What is needed is a verbatim copy of the data, minus the pictures.
** Opening Dataset records block **
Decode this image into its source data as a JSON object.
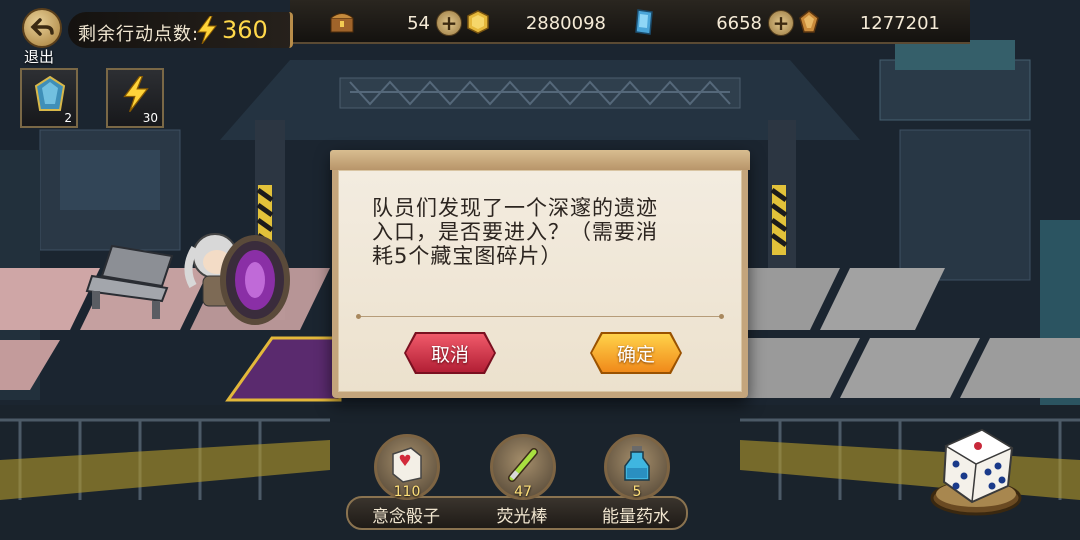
{
  "hud": {
    "back_label": "退出",
    "action_points_label": "剩余行动点数:",
    "action_points_value": "360",
    "resources": [
      {
        "icon": "treasure-chest-icon",
        "value": "54",
        "has_plus": true
      },
      {
        "icon": "gold-coin-icon",
        "value": "2880098",
        "has_plus": false
      },
      {
        "icon": "blue-crystal-icon",
        "value": "6658",
        "has_plus": true
      },
      {
        "icon": "amber-gem-icon",
        "value": "1277201",
        "has_plus": false
      }
    ],
    "items": [
      {
        "icon": "blue-gem-icon",
        "count": "2"
      },
      {
        "icon": "lightning-icon",
        "count": "30"
      }
    ]
  },
  "dialog": {
    "message": "队员们发现了一个深邃的遗迹入口，是否要进入？（需要消耗5个藏宝图碎片）",
    "message_lines": [
      "队员们发现了一个深邃的遗迹",
      "入口，是否要进入？（需要消",
      "耗5个藏宝图碎片）"
    ],
    "cancel_label": "取消",
    "confirm_label": "确定"
  },
  "tools": [
    {
      "name": "意念骰子",
      "count": "110",
      "icon": "dice-card-icon"
    },
    {
      "name": "荧光棒",
      "count": "47",
      "icon": "glow-stick-icon"
    },
    {
      "name": "能量药水",
      "count": "5",
      "icon": "potion-icon"
    }
  ],
  "colors": {
    "gold_text": "#ffd84a",
    "cancel_button": "#d9334a",
    "confirm_button": "#f7ad2c",
    "dialog_bg": "#efe6d6"
  }
}
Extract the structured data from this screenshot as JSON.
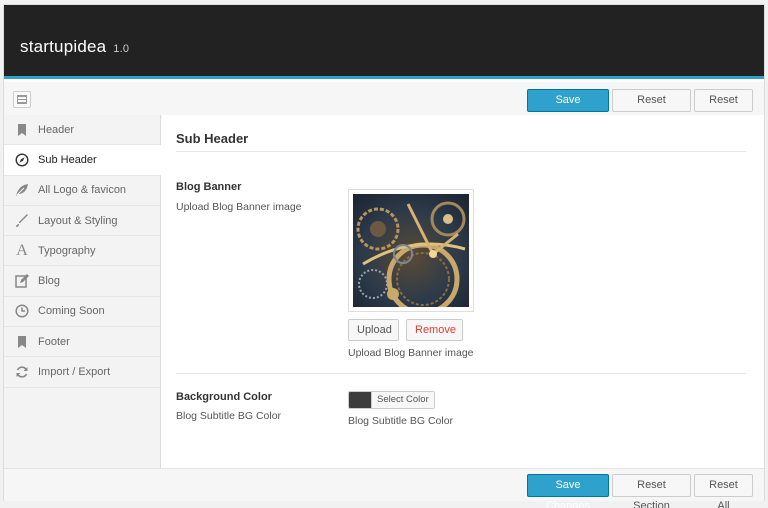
{
  "app": {
    "title": "startupidea",
    "version": "1.0"
  },
  "toolbar": {
    "save_label": "Save Changes",
    "reset_section_label": "Reset Section",
    "reset_all_label": "Reset All"
  },
  "footer": {
    "save_label": "Save Changes",
    "reset_section_label": "Reset Section",
    "reset_all_label": "Reset All"
  },
  "sidebar": {
    "active": "Sub Header",
    "items": [
      {
        "label": "Header",
        "icon": "bookmark-icon"
      },
      {
        "label": "Sub Header",
        "icon": "compass-icon"
      },
      {
        "label": "All Logo & favicon",
        "icon": "leaf-icon"
      },
      {
        "label": "Layout & Styling",
        "icon": "brush-icon"
      },
      {
        "label": "Typography",
        "icon": "font-icon"
      },
      {
        "label": "Blog",
        "icon": "edit-icon"
      },
      {
        "label": "Coming Soon",
        "icon": "clock-icon"
      },
      {
        "label": "Footer",
        "icon": "bookmark-icon"
      },
      {
        "label": "Import / Export",
        "icon": "refresh-icon"
      }
    ]
  },
  "main": {
    "section_title": "Sub Header",
    "fields": [
      {
        "title": "Blog Banner",
        "subtitle": "Upload Blog Banner image",
        "upload_label": "Upload",
        "remove_label": "Remove",
        "description": "Upload Blog Banner image"
      },
      {
        "title": "Background Color",
        "subtitle": "Blog Subtitle BG Color",
        "select_label": "Select Color",
        "value": "#3c3c3c",
        "description": "Blog Subtitle BG Color"
      }
    ]
  },
  "colors": {
    "header_bg": "#222222",
    "accent": "#2ea2cc",
    "remove_text": "#dd3d36"
  }
}
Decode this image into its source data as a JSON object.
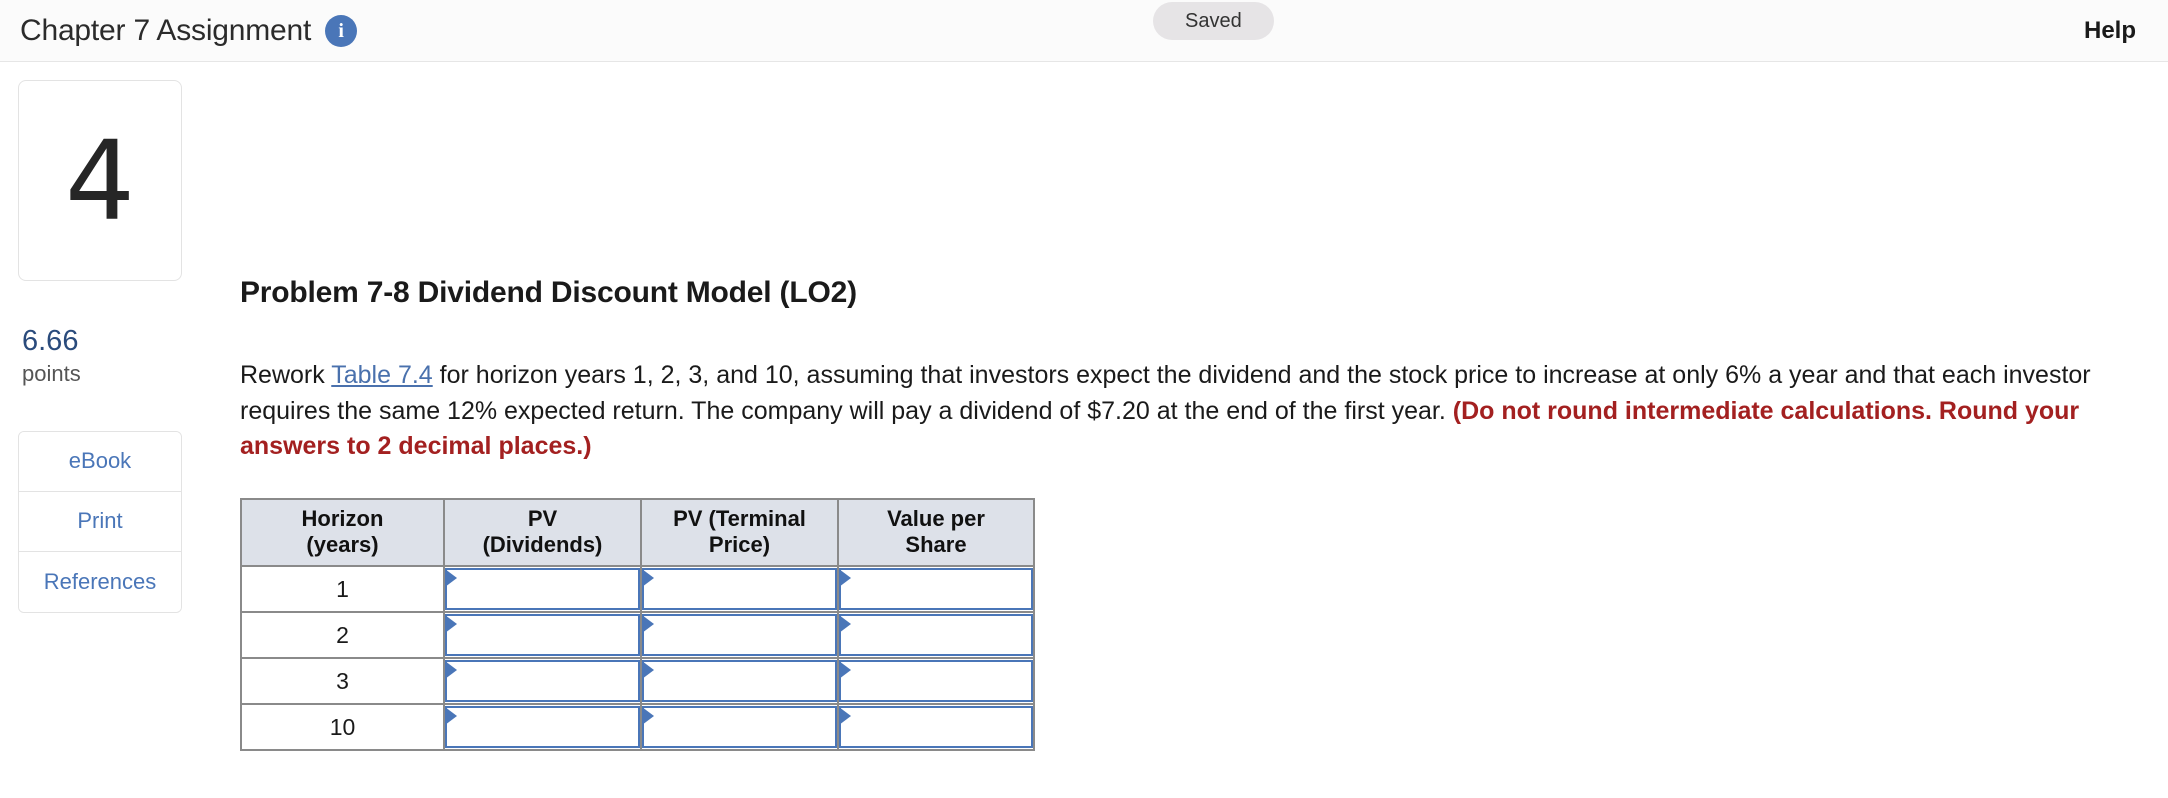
{
  "header": {
    "title": "Chapter 7 Assignment",
    "info_icon": "info-icon",
    "saved_label": "Saved",
    "help_label": "Help"
  },
  "rail": {
    "question_number": "4",
    "points_value": "6.66",
    "points_label": "points",
    "tools": [
      {
        "label": "eBook",
        "name": "ebook"
      },
      {
        "label": "Print",
        "name": "print"
      },
      {
        "label": "References",
        "name": "references"
      }
    ]
  },
  "problem": {
    "title": "Problem 7-8 Dividend Discount Model (LO2)",
    "body": {
      "part1": "Rework ",
      "link": "Table 7.4",
      "part2": " for horizon years 1, 2, 3, and 10, assuming that investors expect the dividend and the stock price to increase at only 6% a year and that each investor requires the same 12% expected return. The company will pay a dividend of $7.20 at the end of the first year. ",
      "emphasis": "(Do not round intermediate calculations. Round your answers to 2 decimal places.)"
    }
  },
  "answer_table": {
    "headers": [
      {
        "line1": "Horizon",
        "line2": "(years)"
      },
      {
        "line1": "PV",
        "line2": "(Dividends)"
      },
      {
        "line1": "PV (Terminal",
        "line2": "Price)"
      },
      {
        "line1": "Value per",
        "line2": "Share"
      }
    ],
    "rows": [
      {
        "year": "1",
        "pv_dividends": "",
        "pv_terminal_price": "",
        "value_per_share": ""
      },
      {
        "year": "2",
        "pv_dividends": "",
        "pv_terminal_price": "",
        "value_per_share": ""
      },
      {
        "year": "3",
        "pv_dividends": "",
        "pv_terminal_price": "",
        "value_per_share": ""
      },
      {
        "year": "10",
        "pv_dividends": "",
        "pv_terminal_price": "",
        "value_per_share": ""
      }
    ]
  },
  "colors": {
    "accent_blue": "#4a76b8",
    "link_blue": "#4a71ad",
    "emphasis_red": "#a32020",
    "points_blue": "#2a4b7c",
    "table_header_bg": "#dde1e9",
    "saved_bg": "#e6e4e6"
  }
}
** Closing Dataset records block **
— The completed task —
Decode this image into its source data as a JSON object.
{
  "hud": {
    "back_label": "退出",
    "action_points_label": "剩余行动点数:",
    "action_points_value": "360",
    "resources": [
      {
        "icon": "treasure-chest-icon",
        "value": "54",
        "has_plus": true
      },
      {
        "icon": "gold-coin-icon",
        "value": "2880098",
        "has_plus": false
      },
      {
        "icon": "blue-crystal-icon",
        "value": "6658",
        "has_plus": true
      },
      {
        "icon": "amber-gem-icon",
        "value": "1277201",
        "has_plus": false
      }
    ],
    "items": [
      {
        "icon": "blue-gem-icon",
        "count": "2"
      },
      {
        "icon": "lightning-icon",
        "count": "30"
      }
    ]
  },
  "dialog": {
    "message": "队员们发现了一个深邃的遗迹入口，是否要进入？（需要消耗5个藏宝图碎片）",
    "message_lines": [
      "队员们发现了一个深邃的遗迹",
      "入口，是否要进入？（需要消",
      "耗5个藏宝图碎片）"
    ],
    "cancel_label": "取消",
    "confirm_label": "确定"
  },
  "tools": [
    {
      "name": "意念骰子",
      "count": "110",
      "icon": "dice-card-icon"
    },
    {
      "name": "荧光棒",
      "count": "47",
      "icon": "glow-stick-icon"
    },
    {
      "name": "能量药水",
      "count": "5",
      "icon": "potion-icon"
    }
  ],
  "colors": {
    "gold_text": "#ffd84a",
    "cancel_button": "#d9334a",
    "confirm_button": "#f7ad2c",
    "dialog_bg": "#efe6d6"
  }
}
Extract the structured data from this screenshot as JSON.
{
  "app": {
    "title": "startupidea",
    "version": "1.0"
  },
  "toolbar": {
    "save_label": "Save Changes",
    "reset_section_label": "Reset Section",
    "reset_all_label": "Reset All"
  },
  "footer": {
    "save_label": "Save Changes",
    "reset_section_label": "Reset Section",
    "reset_all_label": "Reset All"
  },
  "sidebar": {
    "active": "Sub Header",
    "items": [
      {
        "label": "Header",
        "icon": "bookmark-icon"
      },
      {
        "label": "Sub Header",
        "icon": "compass-icon"
      },
      {
        "label": "All Logo & favicon",
        "icon": "leaf-icon"
      },
      {
        "label": "Layout & Styling",
        "icon": "brush-icon"
      },
      {
        "label": "Typography",
        "icon": "font-icon"
      },
      {
        "label": "Blog",
        "icon": "edit-icon"
      },
      {
        "label": "Coming Soon",
        "icon": "clock-icon"
      },
      {
        "label": "Footer",
        "icon": "bookmark-icon"
      },
      {
        "label": "Import / Export",
        "icon": "refresh-icon"
      }
    ]
  },
  "main": {
    "section_title": "Sub Header",
    "fields": [
      {
        "title": "Blog Banner",
        "subtitle": "Upload Blog Banner image",
        "upload_label": "Upload",
        "remove_label": "Remove",
        "description": "Upload Blog Banner image"
      },
      {
        "title": "Background Color",
        "subtitle": "Blog Subtitle BG Color",
        "select_label": "Select Color",
        "value": "#3c3c3c",
        "description": "Blog Subtitle BG Color"
      }
    ]
  },
  "colors": {
    "header_bg": "#222222",
    "accent": "#2ea2cc",
    "remove_text": "#dd3d36"
  }
}
Decode this image into its source data as a JSON object.
{
  "header": {
    "title": "Chapter 7 Assignment",
    "info_icon": "info-icon",
    "saved_label": "Saved",
    "help_label": "Help"
  },
  "rail": {
    "question_number": "4",
    "points_value": "6.66",
    "points_label": "points",
    "tools": [
      {
        "label": "eBook",
        "name": "ebook"
      },
      {
        "label": "Print",
        "name": "print"
      },
      {
        "label": "References",
        "name": "references"
      }
    ]
  },
  "problem": {
    "title": "Problem 7-8 Dividend Discount Model (LO2)",
    "body": {
      "part1": "Rework ",
      "link": "Table 7.4",
      "part2": " for horizon years 1, 2, 3, and 10, assuming that investors expect the dividend and the stock price to increase at only 6% a year and that each investor requires the same 12% expected return. The company will pay a dividend of $7.20 at the end of the first year. ",
      "emphasis": "(Do not round intermediate calculations. Round your answers to 2 decimal places.)"
    }
  },
  "answer_table": {
    "headers": [
      {
        "line1": "Horizon",
        "line2": "(years)"
      },
      {
        "line1": "PV",
        "line2": "(Dividends)"
      },
      {
        "line1": "PV (Terminal",
        "line2": "Price)"
      },
      {
        "line1": "Value per",
        "line2": "Share"
      }
    ],
    "rows": [
      {
        "year": "1",
        "pv_dividends": "",
        "pv_terminal_price": "",
        "value_per_share": ""
      },
      {
        "year": "2",
        "pv_dividends": "",
        "pv_terminal_price": "",
        "value_per_share": ""
      },
      {
        "year": "3",
        "pv_dividends": "",
        "pv_terminal_price": "",
        "value_per_share": ""
      },
      {
        "year": "10",
        "pv_dividends": "",
        "pv_terminal_price": "",
        "value_per_share": ""
      }
    ]
  },
  "colors": {
    "accent_blue": "#4a76b8",
    "link_blue": "#4a71ad",
    "emphasis_red": "#a32020",
    "points_blue": "#2a4b7c",
    "table_header_bg": "#dde1e9",
    "saved_bg": "#e6e4e6"
  }
}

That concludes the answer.